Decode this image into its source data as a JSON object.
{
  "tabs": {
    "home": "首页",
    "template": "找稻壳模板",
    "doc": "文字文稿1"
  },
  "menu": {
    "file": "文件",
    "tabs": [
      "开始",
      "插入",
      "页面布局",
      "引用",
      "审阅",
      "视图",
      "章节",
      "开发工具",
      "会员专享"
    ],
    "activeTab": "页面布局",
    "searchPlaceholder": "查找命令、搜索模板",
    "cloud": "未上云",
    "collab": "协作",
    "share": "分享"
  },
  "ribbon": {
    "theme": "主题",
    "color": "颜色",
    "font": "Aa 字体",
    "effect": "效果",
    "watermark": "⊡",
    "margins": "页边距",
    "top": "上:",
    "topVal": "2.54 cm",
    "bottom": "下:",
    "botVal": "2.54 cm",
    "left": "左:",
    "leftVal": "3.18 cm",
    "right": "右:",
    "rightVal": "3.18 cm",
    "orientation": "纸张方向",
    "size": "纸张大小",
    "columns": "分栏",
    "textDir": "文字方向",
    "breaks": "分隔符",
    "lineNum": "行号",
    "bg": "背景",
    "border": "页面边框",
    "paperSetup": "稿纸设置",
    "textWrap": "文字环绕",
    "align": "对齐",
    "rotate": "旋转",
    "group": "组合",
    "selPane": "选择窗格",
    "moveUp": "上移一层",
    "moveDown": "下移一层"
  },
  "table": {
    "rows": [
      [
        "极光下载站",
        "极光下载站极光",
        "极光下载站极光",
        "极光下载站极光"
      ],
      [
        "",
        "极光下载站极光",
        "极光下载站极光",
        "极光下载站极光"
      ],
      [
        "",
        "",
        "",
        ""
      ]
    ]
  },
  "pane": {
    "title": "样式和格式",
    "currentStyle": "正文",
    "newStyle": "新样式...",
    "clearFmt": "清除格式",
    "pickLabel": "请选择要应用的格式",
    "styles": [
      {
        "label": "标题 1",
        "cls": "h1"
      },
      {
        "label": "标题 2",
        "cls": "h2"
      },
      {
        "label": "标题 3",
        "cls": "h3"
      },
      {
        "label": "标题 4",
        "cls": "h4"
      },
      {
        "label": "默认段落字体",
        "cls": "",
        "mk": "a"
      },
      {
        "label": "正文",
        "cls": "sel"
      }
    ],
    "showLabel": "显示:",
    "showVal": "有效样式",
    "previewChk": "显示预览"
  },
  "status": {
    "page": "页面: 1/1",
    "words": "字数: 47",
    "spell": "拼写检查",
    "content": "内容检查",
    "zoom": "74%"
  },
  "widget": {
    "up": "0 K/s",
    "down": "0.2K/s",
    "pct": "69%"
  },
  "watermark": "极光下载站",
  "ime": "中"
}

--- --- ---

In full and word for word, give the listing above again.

Decode this image into its source data as a JSON object.
{
  "tabs": {
    "home": "首页",
    "template": "找稻壳模板",
    "doc": "文字文稿1"
  },
  "menu": {
    "file": "文件",
    "tabs": [
      "开始",
      "插入",
      "页面布局",
      "引用",
      "审阅",
      "视图",
      "章节",
      "开发工具",
      "会员专享"
    ],
    "activeTab": "页面布局",
    "searchPlaceholder": "查找命令、搜索模板",
    "cloud": "未上云",
    "collab": "协作",
    "share": "分享"
  },
  "ribbon": {
    "theme": "主题",
    "color": "颜色",
    "font": "Aa 字体",
    "effect": "效果",
    "watermark": "⊡",
    "margins": "页边距",
    "top": "上:",
    "topVal": "2.54 cm",
    "bottom": "下:",
    "botVal": "2.54 cm",
    "left": "左:",
    "leftVal": "3.18 cm",
    "right": "右:",
    "rightVal": "3.18 cm",
    "orientation": "纸张方向",
    "size": "纸张大小",
    "columns": "分栏",
    "textDir": "文字方向",
    "breaks": "分隔符",
    "lineNum": "行号",
    "bg": "背景",
    "border": "页面边框",
    "paperSetup": "稿纸设置",
    "textWrap": "文字环绕",
    "align": "对齐",
    "rotate": "旋转",
    "group": "组合",
    "selPane": "选择窗格",
    "moveUp": "上移一层",
    "moveDown": "下移一层"
  },
  "table": {
    "rows": [
      [
        "极光下载站",
        "极光下载站极光",
        "极光下载站极光",
        "极光下载站极光"
      ],
      [
        "",
        "极光下载站极光",
        "极光下载站极光",
        "极光下载站极光"
      ],
      [
        "",
        "",
        "",
        ""
      ]
    ]
  },
  "pane": {
    "title": "样式和格式",
    "currentStyle": "正文",
    "newStyle": "新样式...",
    "clearFmt": "清除格式",
    "pickLabel": "请选择要应用的格式",
    "styles": [
      {
        "label": "标题 1",
        "cls": "h1"
      },
      {
        "label": "标题 2",
        "cls": "h2"
      },
      {
        "label": "标题 3",
        "cls": "h3"
      },
      {
        "label": "标题 4",
        "cls": "h4"
      },
      {
        "label": "默认段落字体",
        "cls": "",
        "mk": "a"
      },
      {
        "label": "正文",
        "cls": "sel"
      }
    ],
    "showLabel": "显示:",
    "showVal": "有效样式",
    "previewChk": "显示预览"
  },
  "status": {
    "page": "页面: 1/1",
    "words": "字数: 47",
    "spell": "拼写检查",
    "content": "内容检查",
    "zoom": "74%"
  },
  "widget": {
    "up": "0 K/s",
    "down": "0.2K/s",
    "pct": "69%"
  },
  "watermark": "极光下载站",
  "ime": "中"
}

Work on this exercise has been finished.